JM: That’s Alexandra Sanchez. Like Courtney, she’d been told a similar story about her father…and learned the truth at 15.
AS: Hearing your voice for the first time was amazing, to say the least. I always wished for siblings. That’s the one thing I always dreamt of. So when we actually met for the very first time, when you ran up and hugged me, just – the feeling, the intense feelings inside, I just knew.
CM: We went to go have lunch and I think there was just a lot of processing.
AS: I remember thinking, “This is the first time I get to have a beer with my sister.” I grew up thinking that I looked exactly like my mother until I met you. I remember us looking at each other and saying “oh you have freckles!” (Laughter.)
AS: And of course the smile and the way our chins curve. I remember getting in the car, my husband said, “I have a sister-in-law.” And I was thinking could this all be true?
CM: Yeah, I just look forward to learning how to be a sister.
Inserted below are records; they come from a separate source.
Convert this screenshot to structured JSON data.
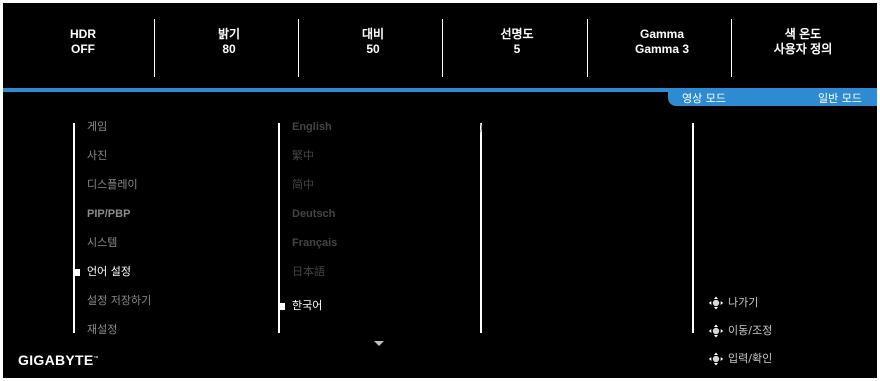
{
  "status_bar": [
    {
      "label": "HDR",
      "value": "OFF"
    },
    {
      "label": "밝기",
      "value": "80"
    },
    {
      "label": "대비",
      "value": "50"
    },
    {
      "label": "선명도",
      "value": "5"
    },
    {
      "label": "Gamma",
      "value": "Gamma 3"
    },
    {
      "label": "색 온도",
      "value": "사용자 정의"
    }
  ],
  "tabs": {
    "picture_mode": "영상 모드",
    "standard_mode": "일반 모드"
  },
  "main_menu": [
    "게임",
    "사진",
    "디스플레이",
    "PIP/PBP",
    "시스템",
    "언어 설정",
    "설정 저장하기",
    "재설정"
  ],
  "selected_main_index": 5,
  "languages": [
    "English",
    "繁中",
    "简中",
    "Deutsch",
    "Français",
    "日本語",
    "한국어"
  ],
  "selected_language": "한국어",
  "hints": {
    "exit": "나가기",
    "move_adjust": "이동/조정",
    "enter_confirm": "입력/확인"
  },
  "brand": {
    "name": "GIGABYTE",
    "tm": "™"
  },
  "colors": {
    "accent": "#2e8bd1",
    "background": "#000000",
    "text_active": "#ffffff",
    "text_inactive": "#8a8a8a",
    "text_disabled": "#444444"
  },
  "icons": {
    "hint_icon": "joystick-direction-icon",
    "scroll": "chevron-down-icon"
  }
}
That’s such a weird thing to do at 28 years old. (Laughter.)
AS: It’s something we both have learning to do in. We didn’t get to grow up together, but we will get to grow old together.
JM: That’s Alexandra Sanchez and her sister Courtney McKinney … who met for the first time earlier this year…
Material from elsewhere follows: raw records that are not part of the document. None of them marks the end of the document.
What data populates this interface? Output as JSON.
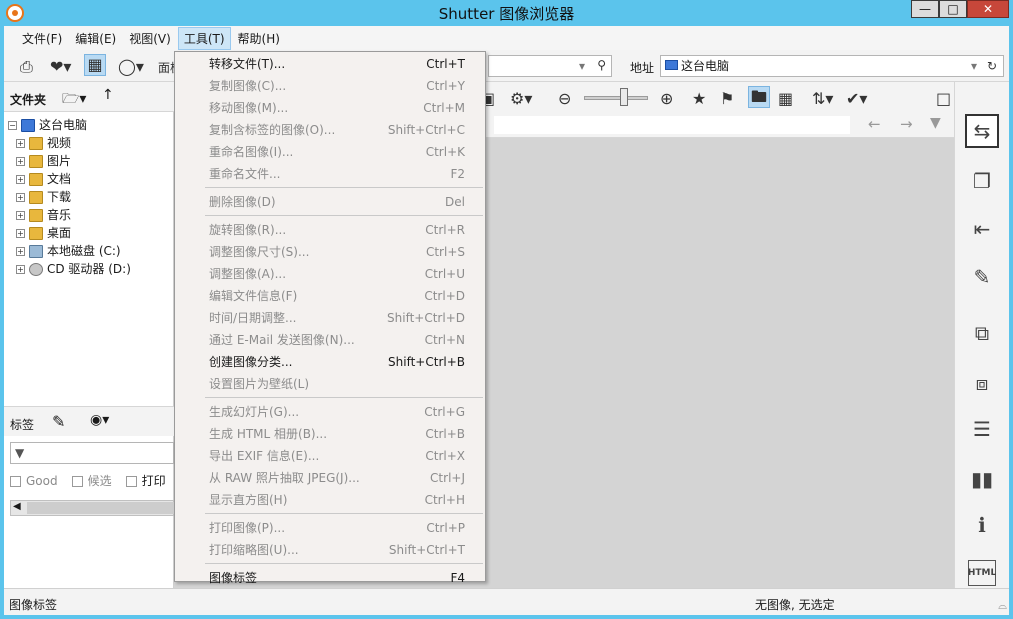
{
  "window": {
    "title": "Shutter 图像浏览器"
  },
  "menubar": {
    "items": [
      {
        "label": "文件(F)"
      },
      {
        "label": "编辑(E)"
      },
      {
        "label": "视图(V)"
      },
      {
        "label": "工具(T)",
        "active": true
      },
      {
        "label": "帮助(H)"
      }
    ]
  },
  "toolbar": {
    "address_label": "地址",
    "address_value": "这台电脑",
    "hidden_label": "面板"
  },
  "folders": {
    "header": "文件夹",
    "tree": [
      {
        "label": "这台电脑",
        "icon": "pc-icon",
        "level": 0
      },
      {
        "label": "视频",
        "icon": "video-folder-icon",
        "level": 1
      },
      {
        "label": "图片",
        "icon": "pictures-folder-icon",
        "level": 1
      },
      {
        "label": "文档",
        "icon": "documents-folder-icon",
        "level": 1
      },
      {
        "label": "下载",
        "icon": "downloads-folder-icon",
        "level": 1
      },
      {
        "label": "音乐",
        "icon": "music-folder-icon",
        "level": 1
      },
      {
        "label": "桌面",
        "icon": "desktop-folder-icon",
        "level": 1
      },
      {
        "label": "本地磁盘 (C:)",
        "icon": "drive-icon",
        "level": 1
      },
      {
        "label": "CD 驱动器 (D:)",
        "icon": "cd-drive-icon",
        "level": 1
      }
    ]
  },
  "tags": {
    "header": "标签",
    "checks": [
      "Good",
      "候选",
      "打印"
    ]
  },
  "tools_menu": {
    "items": [
      {
        "label": "转移文件(T)...",
        "shortcut": "Ctrl+T",
        "enabled": true
      },
      {
        "label": "复制图像(C)...",
        "shortcut": "Ctrl+Y",
        "enabled": false
      },
      {
        "label": "移动图像(M)...",
        "shortcut": "Ctrl+M",
        "enabled": false
      },
      {
        "label": "复制含标签的图像(O)...",
        "shortcut": "Shift+Ctrl+C",
        "enabled": false
      },
      {
        "label": "重命名图像(I)...",
        "shortcut": "Ctrl+K",
        "enabled": false
      },
      {
        "label": "重命名文件...",
        "shortcut": "F2",
        "enabled": false
      },
      {
        "separator": true
      },
      {
        "label": "删除图像(D)",
        "shortcut": "Del",
        "enabled": false
      },
      {
        "separator": true
      },
      {
        "label": "旋转图像(R)...",
        "shortcut": "Ctrl+R",
        "enabled": false
      },
      {
        "label": "调整图像尺寸(S)...",
        "shortcut": "Ctrl+S",
        "enabled": false
      },
      {
        "label": "调整图像(A)...",
        "shortcut": "Ctrl+U",
        "enabled": false
      },
      {
        "label": "编辑文件信息(F)",
        "shortcut": "Ctrl+D",
        "enabled": false
      },
      {
        "label": "时间/日期调整...",
        "shortcut": "Shift+Ctrl+D",
        "enabled": false
      },
      {
        "label": "通过 E-Mail 发送图像(N)...",
        "shortcut": "Ctrl+N",
        "enabled": false
      },
      {
        "label": "创建图像分类...",
        "shortcut": "Shift+Ctrl+B",
        "enabled": true
      },
      {
        "label": "设置图片为壁纸(L)",
        "shortcut": "",
        "enabled": false
      },
      {
        "separator": true
      },
      {
        "label": "生成幻灯片(G)...",
        "shortcut": "Ctrl+G",
        "enabled": false
      },
      {
        "label": "生成 HTML 相册(B)...",
        "shortcut": "Ctrl+B",
        "enabled": false
      },
      {
        "label": "导出 EXIF 信息(E)...",
        "shortcut": "Ctrl+X",
        "enabled": false
      },
      {
        "label": "从 RAW 照片抽取 JPEG(J)...",
        "shortcut": "Ctrl+J",
        "enabled": false
      },
      {
        "label": "显示直方图(H)",
        "shortcut": "Ctrl+H",
        "enabled": false
      },
      {
        "separator": true
      },
      {
        "label": "打印图像(P)...",
        "shortcut": "Ctrl+P",
        "enabled": false
      },
      {
        "label": "打印缩略图(U)...",
        "shortcut": "Shift+Ctrl+T",
        "enabled": false
      },
      {
        "separator": true
      },
      {
        "label": "图像标签",
        "shortcut": "F4",
        "enabled": true
      }
    ]
  },
  "statusbar": {
    "left": "图像标签",
    "right": "无图像, 无选定"
  },
  "right_sidebar": {
    "html_label": "HTML"
  }
}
Of course, it should be said that not all biological family members want to be reunited…Courtney’s father being one of them. She hasn’t been able to track him down anyway.
But ultimately, that mystery surrounding her dad’s side of the family is no longer a source of shame for Courtney…
…and this new relationship with her sister… has actually helped strengthen the one with her mother…
CS: One of the things that’s been really eye opening finding my sister is having her say just how much she admires our relationship and how much you allowed me to spread my wings while also being protective of me…and I feel like I really, now, at 28 see the benefits of all of that.
PM: I know you felt like I was lying all these years because I was embarrassed, but it definitely was not embarrassment. I’m really sorry for the shame you felt, that was never my intent. But looking back I don’t know if I would have did it different because my job was to protect you.
I did want to be a mom. It may not have been the traditional way, but there’s never one day, one moment, that I say, God, what did I get myself into? You have just been the light of my life.
CM: I love you.
PM: I love you too.
JM: That’s it for this week’s episode. Thanks to producers Aisha Turner and Jud Esty-Kendall…as well as our engineer, David Herman, script editor, Danielle Roth…and special thanks to StoryCorps facilitator Kevin Oliver.
If you want to leave a voicemail for anyone you’ve heard on this podcast, give us a call at 301 744 TALK.
And write us a review where ever you get your podcasts — tell us what you think. If you want to sign up for your own interview… visit our website, www.storycorps.org.
For the StoryCorps podcast, I’m Jasmyn Morris. Thanks for listening.